Go through the entries below and work out how many lines include "Shift". Answer with the number only.

──────────────────────────────

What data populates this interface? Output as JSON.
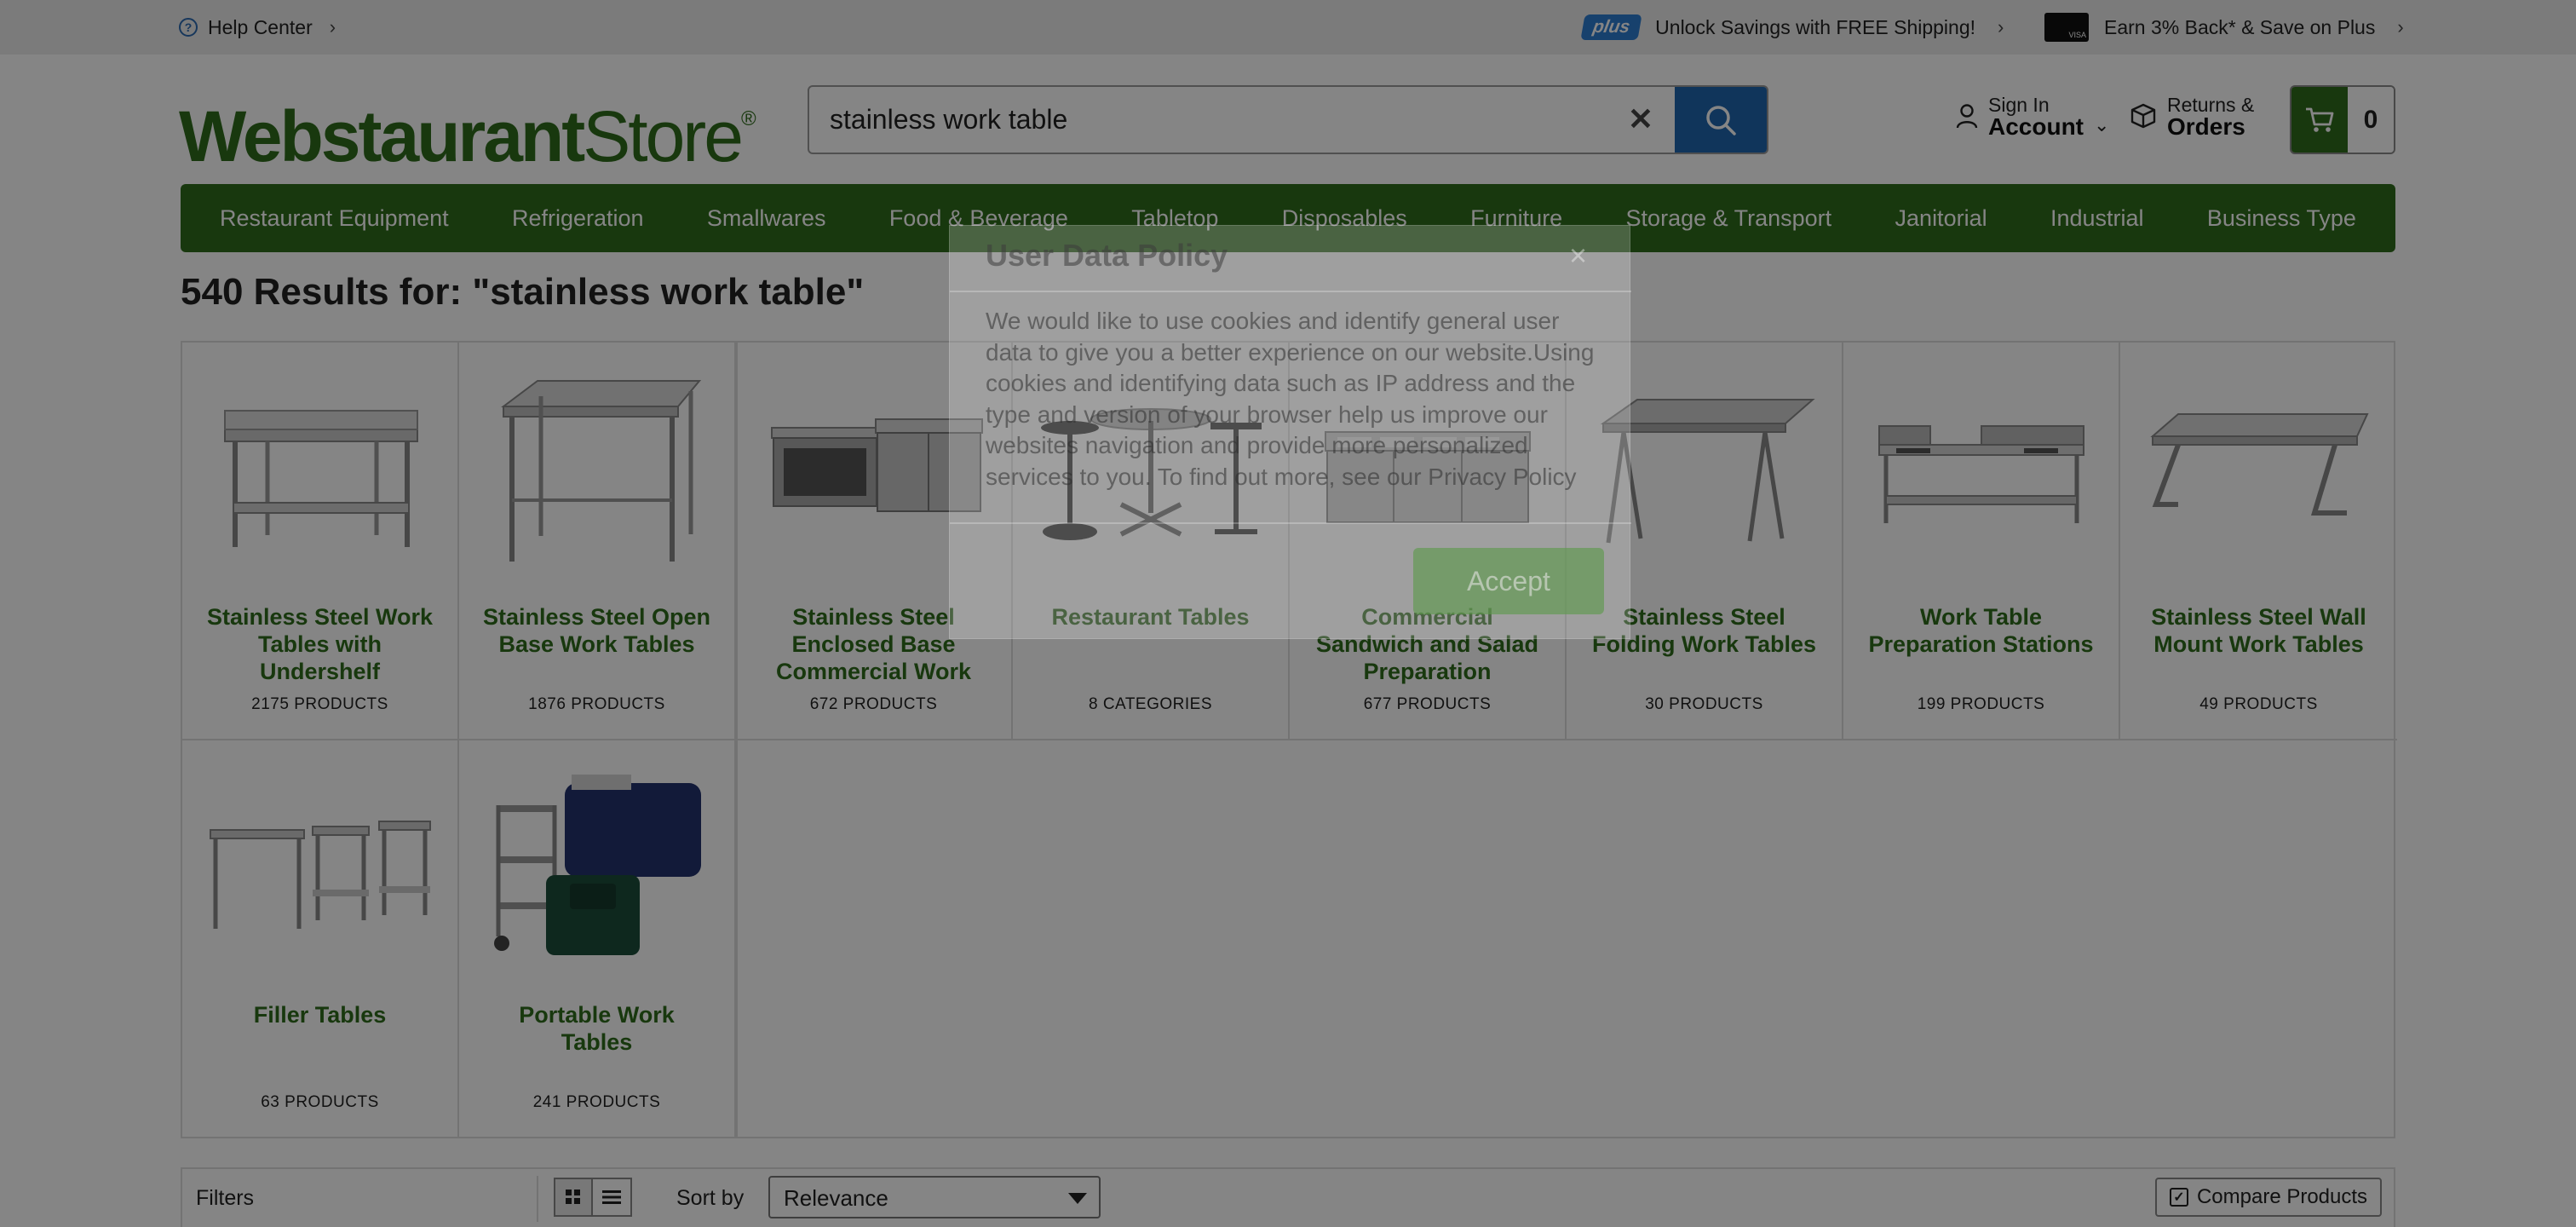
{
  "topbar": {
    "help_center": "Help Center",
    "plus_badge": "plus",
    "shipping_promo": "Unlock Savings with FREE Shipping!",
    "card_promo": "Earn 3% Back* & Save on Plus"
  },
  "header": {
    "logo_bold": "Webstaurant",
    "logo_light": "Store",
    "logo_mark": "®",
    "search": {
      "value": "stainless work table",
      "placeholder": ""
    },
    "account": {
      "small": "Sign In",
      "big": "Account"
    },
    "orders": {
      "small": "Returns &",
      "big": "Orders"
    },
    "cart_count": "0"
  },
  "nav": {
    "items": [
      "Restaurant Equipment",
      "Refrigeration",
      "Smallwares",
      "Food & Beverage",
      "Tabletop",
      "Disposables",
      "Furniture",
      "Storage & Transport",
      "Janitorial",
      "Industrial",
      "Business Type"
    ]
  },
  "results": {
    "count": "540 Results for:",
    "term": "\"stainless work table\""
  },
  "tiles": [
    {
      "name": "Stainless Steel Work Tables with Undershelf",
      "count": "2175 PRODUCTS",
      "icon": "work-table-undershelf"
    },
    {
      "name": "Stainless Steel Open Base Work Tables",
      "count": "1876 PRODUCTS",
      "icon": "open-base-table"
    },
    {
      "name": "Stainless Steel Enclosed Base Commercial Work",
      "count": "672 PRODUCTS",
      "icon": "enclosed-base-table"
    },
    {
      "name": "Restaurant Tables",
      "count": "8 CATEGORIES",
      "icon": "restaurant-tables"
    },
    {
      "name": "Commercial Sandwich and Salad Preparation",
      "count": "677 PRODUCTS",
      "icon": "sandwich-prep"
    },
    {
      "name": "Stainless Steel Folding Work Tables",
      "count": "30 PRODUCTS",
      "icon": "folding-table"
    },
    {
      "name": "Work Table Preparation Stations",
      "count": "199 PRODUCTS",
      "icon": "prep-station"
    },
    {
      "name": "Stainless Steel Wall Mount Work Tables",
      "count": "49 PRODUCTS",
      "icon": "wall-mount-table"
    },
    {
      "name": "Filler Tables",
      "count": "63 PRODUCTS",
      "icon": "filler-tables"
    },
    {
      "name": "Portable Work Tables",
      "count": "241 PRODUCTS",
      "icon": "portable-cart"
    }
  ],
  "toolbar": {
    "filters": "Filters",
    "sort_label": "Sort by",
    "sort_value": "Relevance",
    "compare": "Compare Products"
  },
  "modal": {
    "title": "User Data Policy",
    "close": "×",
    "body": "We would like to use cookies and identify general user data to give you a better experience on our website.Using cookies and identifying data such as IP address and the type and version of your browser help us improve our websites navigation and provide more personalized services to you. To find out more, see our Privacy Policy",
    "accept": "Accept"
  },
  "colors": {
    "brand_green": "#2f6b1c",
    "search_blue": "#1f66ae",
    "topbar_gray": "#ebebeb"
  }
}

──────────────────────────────

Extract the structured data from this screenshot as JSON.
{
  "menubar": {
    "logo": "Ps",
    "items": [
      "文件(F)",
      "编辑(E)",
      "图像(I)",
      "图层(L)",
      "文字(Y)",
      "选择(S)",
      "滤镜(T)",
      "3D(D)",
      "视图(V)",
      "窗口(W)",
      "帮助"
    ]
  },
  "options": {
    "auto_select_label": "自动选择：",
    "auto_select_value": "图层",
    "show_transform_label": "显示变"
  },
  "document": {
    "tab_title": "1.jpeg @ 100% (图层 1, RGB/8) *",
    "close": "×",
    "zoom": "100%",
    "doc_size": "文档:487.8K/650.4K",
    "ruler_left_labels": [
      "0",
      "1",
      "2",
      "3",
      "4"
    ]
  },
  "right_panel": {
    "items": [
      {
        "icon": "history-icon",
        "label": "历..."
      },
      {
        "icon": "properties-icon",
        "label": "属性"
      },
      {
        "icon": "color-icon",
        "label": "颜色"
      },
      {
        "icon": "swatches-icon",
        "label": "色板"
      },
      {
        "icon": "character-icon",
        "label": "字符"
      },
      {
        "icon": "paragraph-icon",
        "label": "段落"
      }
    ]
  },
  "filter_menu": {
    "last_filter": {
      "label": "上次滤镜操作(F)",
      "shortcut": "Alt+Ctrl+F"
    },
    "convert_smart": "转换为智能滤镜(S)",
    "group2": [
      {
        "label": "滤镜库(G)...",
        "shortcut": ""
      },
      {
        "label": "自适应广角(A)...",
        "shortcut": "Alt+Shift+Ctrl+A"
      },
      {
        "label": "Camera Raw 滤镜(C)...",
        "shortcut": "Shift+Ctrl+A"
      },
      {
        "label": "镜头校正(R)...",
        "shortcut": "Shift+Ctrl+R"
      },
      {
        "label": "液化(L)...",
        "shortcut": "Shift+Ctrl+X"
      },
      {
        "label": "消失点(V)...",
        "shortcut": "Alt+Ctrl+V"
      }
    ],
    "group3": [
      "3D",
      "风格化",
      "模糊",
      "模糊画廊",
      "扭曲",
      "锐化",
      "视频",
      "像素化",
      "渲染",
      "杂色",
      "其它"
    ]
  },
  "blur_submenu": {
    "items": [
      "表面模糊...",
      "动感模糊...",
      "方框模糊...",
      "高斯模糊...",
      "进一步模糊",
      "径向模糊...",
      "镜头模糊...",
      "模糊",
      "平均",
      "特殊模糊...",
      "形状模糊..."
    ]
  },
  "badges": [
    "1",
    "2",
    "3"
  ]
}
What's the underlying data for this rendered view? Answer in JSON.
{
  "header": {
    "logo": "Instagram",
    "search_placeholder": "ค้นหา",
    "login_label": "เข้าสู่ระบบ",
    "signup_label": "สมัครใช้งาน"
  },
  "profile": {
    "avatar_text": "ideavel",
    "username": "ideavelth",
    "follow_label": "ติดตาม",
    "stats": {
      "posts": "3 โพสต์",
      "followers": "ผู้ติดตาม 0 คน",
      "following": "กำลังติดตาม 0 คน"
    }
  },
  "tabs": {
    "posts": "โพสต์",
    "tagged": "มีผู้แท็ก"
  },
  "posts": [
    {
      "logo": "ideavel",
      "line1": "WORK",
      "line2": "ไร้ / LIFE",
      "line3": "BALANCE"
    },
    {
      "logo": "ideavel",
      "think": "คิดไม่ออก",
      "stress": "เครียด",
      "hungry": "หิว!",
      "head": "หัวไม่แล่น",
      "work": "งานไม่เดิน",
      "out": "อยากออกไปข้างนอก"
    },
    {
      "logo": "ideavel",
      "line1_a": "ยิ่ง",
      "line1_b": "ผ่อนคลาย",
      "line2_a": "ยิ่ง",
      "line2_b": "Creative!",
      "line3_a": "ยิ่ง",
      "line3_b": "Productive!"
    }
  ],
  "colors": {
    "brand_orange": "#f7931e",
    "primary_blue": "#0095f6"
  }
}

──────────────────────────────

EXERCISE RESPONSE
4